The impact of the Peloponnesian War on Greece can be compared with that of the First World War on Europe. It led to the ruin of Athens and its empire. It brought about the end of one of the most extraordinary periods of intellectual and artistic achievement that civilization has ever enjoyed. It exhausted Greece, paving the way for conquest first by the Macedonians, and then by Rome. In the turmoil and confusion that followed defeat, a vengeful democratic regime forced Plato’s beloved mentor Socrates (469–399 BC) to commit suicide.
One was stabbed more than fifty times by the man who once claimed he loved her. East Africa. In an area stretching from Egypt to Somalia, it is estimated that between 80 per cent and 100 per cent of all women have suffered genital mutilation. Some have fled to the United States seeking asylum. The women have argued that they are entitled to the same protection as refugees escaping political oppression. But the struggle in which they are engaged is far older than any campaign for national, political or civil rights.

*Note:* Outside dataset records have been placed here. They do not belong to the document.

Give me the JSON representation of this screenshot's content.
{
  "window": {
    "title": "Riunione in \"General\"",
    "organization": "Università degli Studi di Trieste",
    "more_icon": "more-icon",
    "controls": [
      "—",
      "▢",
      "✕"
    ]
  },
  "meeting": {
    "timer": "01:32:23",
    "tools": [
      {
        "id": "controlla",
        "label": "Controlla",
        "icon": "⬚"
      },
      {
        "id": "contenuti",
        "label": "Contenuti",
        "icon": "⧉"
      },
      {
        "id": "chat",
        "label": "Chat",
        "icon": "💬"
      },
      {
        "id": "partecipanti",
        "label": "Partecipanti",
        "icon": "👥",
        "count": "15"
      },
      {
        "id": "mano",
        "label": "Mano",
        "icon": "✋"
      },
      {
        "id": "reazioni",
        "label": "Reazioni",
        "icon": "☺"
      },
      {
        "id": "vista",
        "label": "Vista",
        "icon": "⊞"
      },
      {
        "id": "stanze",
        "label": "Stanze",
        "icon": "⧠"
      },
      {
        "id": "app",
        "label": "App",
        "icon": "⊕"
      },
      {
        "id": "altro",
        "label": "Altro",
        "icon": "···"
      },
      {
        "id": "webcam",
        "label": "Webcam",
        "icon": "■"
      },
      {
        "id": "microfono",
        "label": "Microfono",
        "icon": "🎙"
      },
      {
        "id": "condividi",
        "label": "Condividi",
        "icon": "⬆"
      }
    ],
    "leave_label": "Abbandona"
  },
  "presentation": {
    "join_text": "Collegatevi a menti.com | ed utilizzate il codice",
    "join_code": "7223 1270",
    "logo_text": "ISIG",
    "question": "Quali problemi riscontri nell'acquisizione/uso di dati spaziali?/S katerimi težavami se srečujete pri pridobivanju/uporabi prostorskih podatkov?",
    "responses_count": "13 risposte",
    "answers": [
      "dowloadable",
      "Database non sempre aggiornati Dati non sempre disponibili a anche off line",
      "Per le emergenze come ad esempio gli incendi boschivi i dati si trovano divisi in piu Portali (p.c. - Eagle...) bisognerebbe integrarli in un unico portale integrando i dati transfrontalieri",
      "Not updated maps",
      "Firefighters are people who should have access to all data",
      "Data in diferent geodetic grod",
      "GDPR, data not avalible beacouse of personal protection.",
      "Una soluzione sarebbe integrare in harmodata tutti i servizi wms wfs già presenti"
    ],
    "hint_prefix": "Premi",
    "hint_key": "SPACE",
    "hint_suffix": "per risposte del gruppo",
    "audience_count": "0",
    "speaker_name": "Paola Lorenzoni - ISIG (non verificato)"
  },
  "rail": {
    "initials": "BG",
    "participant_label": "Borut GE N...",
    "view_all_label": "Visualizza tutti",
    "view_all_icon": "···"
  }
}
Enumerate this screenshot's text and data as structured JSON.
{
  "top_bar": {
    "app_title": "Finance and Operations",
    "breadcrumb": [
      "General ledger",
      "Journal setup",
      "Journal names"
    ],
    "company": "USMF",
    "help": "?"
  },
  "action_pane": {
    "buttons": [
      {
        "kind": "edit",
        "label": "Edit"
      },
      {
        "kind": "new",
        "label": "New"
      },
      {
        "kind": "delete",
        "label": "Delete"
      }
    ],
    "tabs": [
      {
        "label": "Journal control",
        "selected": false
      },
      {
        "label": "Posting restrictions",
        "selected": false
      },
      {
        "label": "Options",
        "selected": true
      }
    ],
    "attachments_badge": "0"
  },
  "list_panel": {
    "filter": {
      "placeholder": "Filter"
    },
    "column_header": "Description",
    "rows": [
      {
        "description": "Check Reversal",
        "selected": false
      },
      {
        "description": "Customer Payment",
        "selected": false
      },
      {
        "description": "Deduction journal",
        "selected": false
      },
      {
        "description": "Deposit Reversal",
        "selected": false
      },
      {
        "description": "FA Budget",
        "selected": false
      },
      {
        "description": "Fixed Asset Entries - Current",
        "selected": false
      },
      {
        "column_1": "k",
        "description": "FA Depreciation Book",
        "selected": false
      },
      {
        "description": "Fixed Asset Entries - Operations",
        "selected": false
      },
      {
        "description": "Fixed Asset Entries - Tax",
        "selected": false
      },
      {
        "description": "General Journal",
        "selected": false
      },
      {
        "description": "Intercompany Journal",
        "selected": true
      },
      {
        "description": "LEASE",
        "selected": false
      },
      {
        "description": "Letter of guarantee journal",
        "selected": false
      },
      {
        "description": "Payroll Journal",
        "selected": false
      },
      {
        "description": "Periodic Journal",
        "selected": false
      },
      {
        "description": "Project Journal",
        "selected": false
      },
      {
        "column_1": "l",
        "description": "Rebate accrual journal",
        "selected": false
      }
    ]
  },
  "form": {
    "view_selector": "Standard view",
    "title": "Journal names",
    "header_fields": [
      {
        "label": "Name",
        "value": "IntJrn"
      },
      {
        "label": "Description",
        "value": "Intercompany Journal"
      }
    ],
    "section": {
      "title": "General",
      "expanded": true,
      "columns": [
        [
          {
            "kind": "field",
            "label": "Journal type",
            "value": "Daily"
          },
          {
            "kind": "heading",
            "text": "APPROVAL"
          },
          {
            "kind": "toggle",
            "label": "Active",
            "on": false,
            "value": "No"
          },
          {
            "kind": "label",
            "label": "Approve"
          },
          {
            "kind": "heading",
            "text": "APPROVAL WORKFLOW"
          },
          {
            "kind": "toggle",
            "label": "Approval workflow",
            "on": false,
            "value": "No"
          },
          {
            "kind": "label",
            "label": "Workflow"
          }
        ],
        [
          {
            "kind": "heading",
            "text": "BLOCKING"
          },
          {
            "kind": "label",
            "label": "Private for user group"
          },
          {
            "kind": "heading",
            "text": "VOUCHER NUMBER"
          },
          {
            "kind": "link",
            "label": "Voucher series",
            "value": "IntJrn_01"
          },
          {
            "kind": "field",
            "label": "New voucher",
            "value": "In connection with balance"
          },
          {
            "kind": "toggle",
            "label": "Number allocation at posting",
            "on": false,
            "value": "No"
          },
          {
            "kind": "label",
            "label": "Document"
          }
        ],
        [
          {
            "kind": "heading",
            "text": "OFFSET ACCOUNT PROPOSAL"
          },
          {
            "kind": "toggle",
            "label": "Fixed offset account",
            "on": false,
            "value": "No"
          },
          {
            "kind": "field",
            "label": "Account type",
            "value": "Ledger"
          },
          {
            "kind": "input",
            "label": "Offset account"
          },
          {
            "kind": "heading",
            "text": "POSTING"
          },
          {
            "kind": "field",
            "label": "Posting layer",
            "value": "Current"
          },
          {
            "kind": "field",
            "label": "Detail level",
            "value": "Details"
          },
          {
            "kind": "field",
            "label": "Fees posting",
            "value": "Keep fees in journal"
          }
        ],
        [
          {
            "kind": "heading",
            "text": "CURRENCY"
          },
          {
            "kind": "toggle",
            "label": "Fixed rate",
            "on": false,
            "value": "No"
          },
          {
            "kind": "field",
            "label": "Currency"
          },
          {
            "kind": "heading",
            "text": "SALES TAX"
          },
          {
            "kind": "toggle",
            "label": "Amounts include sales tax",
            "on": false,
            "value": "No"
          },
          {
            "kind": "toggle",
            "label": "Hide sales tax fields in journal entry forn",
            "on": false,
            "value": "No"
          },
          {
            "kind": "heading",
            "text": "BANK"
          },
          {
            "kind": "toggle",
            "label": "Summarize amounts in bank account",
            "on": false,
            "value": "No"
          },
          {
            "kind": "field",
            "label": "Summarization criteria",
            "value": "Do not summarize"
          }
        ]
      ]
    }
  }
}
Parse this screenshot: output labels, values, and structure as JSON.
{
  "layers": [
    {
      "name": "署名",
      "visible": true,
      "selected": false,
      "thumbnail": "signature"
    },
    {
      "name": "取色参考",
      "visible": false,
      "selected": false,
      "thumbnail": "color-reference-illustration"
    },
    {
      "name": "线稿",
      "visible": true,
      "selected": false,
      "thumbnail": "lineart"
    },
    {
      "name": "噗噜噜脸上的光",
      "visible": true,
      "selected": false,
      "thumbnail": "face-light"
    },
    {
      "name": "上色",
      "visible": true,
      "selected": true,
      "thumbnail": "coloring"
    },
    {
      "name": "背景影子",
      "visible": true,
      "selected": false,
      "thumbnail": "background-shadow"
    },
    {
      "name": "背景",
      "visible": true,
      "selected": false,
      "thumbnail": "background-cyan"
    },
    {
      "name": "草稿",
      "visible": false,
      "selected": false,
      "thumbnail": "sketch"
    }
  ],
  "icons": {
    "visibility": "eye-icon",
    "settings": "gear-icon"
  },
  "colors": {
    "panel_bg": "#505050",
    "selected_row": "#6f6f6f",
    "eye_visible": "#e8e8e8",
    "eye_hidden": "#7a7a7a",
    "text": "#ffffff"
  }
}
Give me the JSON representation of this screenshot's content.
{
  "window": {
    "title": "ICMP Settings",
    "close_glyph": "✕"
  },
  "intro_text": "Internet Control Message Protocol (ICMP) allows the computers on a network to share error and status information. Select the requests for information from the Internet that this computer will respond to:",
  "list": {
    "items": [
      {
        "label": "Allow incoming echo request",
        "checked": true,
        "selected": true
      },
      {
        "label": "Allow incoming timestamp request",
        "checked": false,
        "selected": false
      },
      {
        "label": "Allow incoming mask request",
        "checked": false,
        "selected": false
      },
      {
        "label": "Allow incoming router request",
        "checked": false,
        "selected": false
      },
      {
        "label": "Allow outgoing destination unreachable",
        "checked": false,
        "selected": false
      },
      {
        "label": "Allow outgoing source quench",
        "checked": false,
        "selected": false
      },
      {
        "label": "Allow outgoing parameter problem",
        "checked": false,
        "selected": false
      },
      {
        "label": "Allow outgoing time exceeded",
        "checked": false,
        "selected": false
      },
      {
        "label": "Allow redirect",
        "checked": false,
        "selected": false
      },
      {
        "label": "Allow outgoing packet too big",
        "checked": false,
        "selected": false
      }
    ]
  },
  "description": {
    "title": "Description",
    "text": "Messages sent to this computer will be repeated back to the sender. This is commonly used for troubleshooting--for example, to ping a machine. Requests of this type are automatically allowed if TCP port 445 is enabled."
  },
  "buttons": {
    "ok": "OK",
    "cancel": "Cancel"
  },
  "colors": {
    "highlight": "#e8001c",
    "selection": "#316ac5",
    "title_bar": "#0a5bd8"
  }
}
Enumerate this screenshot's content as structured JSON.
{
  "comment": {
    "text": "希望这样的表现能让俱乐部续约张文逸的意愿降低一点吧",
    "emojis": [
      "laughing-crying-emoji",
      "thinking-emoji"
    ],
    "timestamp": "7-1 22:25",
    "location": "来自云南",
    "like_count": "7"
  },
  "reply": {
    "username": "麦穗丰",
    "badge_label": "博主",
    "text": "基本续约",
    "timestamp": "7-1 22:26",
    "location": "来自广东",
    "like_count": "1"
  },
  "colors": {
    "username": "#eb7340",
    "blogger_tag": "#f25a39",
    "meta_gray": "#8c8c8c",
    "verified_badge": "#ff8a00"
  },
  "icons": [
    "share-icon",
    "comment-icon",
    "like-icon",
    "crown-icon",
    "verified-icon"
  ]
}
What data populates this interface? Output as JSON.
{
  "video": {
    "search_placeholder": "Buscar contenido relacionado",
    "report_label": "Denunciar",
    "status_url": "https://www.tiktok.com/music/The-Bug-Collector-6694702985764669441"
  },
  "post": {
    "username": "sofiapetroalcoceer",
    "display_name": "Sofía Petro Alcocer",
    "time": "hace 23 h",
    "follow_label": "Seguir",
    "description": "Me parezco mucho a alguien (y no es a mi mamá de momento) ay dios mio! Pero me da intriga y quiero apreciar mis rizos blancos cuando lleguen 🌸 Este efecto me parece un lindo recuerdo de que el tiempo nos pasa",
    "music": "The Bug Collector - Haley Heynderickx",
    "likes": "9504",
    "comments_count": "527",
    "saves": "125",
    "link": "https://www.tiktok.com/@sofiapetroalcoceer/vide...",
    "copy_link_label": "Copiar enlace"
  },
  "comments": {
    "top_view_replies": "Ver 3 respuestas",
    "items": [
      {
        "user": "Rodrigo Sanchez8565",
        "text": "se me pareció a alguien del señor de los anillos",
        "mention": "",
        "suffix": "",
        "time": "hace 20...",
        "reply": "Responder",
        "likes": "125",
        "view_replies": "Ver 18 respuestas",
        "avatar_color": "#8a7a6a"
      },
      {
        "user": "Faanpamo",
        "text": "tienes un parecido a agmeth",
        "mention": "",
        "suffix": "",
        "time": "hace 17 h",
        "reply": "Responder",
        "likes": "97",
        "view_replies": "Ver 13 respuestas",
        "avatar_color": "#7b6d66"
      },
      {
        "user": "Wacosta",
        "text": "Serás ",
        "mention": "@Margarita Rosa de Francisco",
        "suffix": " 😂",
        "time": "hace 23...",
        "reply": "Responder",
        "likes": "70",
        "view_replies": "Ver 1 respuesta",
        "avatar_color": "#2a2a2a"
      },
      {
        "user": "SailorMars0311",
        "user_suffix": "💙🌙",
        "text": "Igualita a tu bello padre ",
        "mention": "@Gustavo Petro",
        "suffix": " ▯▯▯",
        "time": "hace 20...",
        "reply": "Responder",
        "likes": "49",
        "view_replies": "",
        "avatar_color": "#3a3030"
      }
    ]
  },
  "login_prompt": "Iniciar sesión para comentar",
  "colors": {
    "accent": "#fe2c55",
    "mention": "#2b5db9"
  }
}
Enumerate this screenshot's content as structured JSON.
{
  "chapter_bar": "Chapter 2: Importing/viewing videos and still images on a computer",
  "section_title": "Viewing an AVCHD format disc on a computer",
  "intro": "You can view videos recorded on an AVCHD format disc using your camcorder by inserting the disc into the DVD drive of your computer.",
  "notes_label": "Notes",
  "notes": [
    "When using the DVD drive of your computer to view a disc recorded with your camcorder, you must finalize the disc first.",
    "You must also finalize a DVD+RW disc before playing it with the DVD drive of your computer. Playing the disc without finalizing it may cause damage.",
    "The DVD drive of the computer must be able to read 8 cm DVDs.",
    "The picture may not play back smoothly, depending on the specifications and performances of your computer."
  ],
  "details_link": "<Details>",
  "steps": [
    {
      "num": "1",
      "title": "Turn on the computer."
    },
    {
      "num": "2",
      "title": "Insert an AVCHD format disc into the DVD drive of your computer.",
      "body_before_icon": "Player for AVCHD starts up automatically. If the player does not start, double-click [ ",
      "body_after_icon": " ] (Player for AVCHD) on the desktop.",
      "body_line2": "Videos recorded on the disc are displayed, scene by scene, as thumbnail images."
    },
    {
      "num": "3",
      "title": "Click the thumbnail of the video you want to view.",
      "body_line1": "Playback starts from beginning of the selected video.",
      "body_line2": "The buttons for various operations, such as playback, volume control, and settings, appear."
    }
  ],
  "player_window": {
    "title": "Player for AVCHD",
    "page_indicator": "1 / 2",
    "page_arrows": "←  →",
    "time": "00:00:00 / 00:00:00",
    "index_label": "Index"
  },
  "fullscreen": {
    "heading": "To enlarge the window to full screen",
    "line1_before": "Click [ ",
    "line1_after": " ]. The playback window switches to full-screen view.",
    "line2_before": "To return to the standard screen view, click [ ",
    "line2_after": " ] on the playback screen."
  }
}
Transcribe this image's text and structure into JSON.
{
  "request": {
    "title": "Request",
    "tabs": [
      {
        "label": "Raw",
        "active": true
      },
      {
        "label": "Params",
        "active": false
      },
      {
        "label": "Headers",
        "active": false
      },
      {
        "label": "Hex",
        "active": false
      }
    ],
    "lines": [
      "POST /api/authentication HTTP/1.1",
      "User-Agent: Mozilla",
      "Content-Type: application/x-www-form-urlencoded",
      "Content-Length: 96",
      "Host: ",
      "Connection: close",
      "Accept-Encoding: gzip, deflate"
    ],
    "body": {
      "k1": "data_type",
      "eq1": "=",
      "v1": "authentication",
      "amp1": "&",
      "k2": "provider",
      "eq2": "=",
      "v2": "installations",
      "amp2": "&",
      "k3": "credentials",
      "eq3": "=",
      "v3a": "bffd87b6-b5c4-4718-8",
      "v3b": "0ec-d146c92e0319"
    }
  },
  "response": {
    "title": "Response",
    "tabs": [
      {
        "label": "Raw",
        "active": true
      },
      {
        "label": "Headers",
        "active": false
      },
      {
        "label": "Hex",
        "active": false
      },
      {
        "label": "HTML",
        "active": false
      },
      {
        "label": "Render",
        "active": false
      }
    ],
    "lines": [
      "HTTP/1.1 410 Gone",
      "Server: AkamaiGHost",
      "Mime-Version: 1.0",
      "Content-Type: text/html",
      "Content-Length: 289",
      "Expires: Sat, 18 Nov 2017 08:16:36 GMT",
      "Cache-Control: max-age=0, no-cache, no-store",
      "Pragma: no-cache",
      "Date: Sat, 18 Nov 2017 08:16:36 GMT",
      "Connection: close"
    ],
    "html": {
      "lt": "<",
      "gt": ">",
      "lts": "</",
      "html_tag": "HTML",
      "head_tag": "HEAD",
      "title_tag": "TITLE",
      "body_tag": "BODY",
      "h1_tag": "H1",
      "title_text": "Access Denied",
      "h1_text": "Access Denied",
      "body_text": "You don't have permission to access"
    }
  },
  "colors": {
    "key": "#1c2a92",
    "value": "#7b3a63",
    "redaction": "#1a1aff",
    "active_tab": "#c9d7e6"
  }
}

25 The message is mixed, if not contradictory. While the playwrights often convey sympathy with women for the suffering and the oppression that goads them into rebellion, the resulting violence and savagery reinforces the underlying anxiety that women are wild and irrational creatures, eruptions of nature who are a threat to the civilized order created by men. This expresses itself in one of the most powerful pieces of misogyny ever penned: In Euripides’ Hippolyta, Hippolytus declaims: Go to hell!